Wherever the word "this" appears in the entries, copy the whole line.

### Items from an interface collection
• • • •
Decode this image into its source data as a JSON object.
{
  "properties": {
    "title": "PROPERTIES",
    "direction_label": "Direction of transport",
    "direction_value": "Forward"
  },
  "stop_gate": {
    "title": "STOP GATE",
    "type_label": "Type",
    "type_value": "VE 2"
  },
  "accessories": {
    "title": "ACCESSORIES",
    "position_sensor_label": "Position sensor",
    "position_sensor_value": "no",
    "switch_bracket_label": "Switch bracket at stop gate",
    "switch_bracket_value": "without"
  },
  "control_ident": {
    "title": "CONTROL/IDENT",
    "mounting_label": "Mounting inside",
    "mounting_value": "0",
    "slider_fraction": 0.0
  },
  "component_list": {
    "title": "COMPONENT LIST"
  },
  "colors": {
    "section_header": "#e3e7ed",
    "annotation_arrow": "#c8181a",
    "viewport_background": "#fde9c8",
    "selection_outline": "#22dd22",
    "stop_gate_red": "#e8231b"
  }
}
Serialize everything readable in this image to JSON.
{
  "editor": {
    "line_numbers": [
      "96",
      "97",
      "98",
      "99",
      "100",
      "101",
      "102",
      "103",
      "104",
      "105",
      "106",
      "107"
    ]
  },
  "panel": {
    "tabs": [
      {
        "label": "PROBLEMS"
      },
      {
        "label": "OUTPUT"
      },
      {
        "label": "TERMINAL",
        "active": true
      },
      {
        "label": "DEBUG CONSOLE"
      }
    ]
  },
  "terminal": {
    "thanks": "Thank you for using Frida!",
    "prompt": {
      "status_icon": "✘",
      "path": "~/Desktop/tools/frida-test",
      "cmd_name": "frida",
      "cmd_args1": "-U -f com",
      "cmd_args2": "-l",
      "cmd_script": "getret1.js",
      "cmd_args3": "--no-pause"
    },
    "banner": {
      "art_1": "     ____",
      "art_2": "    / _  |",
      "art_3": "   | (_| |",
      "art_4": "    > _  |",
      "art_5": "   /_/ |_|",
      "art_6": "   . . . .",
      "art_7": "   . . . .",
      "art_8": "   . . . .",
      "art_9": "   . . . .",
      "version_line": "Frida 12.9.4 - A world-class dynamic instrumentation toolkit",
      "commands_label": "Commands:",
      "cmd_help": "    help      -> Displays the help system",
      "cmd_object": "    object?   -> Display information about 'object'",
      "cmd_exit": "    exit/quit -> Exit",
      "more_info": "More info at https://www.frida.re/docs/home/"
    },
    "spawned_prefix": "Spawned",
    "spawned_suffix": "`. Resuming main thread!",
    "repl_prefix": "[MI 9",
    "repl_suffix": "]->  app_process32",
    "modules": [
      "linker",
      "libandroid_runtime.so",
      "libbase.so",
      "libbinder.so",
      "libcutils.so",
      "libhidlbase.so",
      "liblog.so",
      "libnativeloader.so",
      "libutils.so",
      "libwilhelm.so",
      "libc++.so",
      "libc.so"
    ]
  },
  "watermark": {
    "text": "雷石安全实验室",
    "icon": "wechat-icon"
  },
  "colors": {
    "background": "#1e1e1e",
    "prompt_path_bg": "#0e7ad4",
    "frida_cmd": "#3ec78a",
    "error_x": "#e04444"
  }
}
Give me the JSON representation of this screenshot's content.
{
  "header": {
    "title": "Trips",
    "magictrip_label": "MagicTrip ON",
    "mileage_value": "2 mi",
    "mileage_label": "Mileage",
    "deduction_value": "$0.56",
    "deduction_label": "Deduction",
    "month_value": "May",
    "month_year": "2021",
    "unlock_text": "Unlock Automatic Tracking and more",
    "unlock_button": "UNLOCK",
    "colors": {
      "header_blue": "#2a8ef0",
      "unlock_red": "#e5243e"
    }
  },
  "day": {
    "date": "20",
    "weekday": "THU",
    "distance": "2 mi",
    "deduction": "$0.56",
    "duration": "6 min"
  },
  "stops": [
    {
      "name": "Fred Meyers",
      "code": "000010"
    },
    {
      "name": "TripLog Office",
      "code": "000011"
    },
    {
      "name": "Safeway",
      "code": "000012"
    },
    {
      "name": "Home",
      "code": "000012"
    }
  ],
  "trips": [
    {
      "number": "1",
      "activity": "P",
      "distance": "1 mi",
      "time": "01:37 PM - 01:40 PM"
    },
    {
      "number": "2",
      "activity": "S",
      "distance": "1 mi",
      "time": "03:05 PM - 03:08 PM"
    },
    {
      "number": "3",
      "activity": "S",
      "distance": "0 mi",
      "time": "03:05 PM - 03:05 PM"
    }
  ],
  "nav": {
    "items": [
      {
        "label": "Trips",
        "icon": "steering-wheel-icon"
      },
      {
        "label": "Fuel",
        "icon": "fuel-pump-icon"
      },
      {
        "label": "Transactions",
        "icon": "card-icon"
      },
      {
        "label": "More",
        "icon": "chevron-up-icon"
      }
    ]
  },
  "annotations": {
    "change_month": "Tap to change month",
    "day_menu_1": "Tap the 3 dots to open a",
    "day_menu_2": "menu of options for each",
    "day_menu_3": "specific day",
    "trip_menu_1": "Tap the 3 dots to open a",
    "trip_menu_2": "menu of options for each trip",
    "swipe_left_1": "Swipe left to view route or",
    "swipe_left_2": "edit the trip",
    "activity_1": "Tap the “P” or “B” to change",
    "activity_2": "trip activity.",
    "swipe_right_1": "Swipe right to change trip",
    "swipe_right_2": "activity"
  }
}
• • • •
### Result below
Decode this image into its source data as a JSON object.
Serialize everything readable in this image to JSON.
Give me the JSON representation of this screenshot's content.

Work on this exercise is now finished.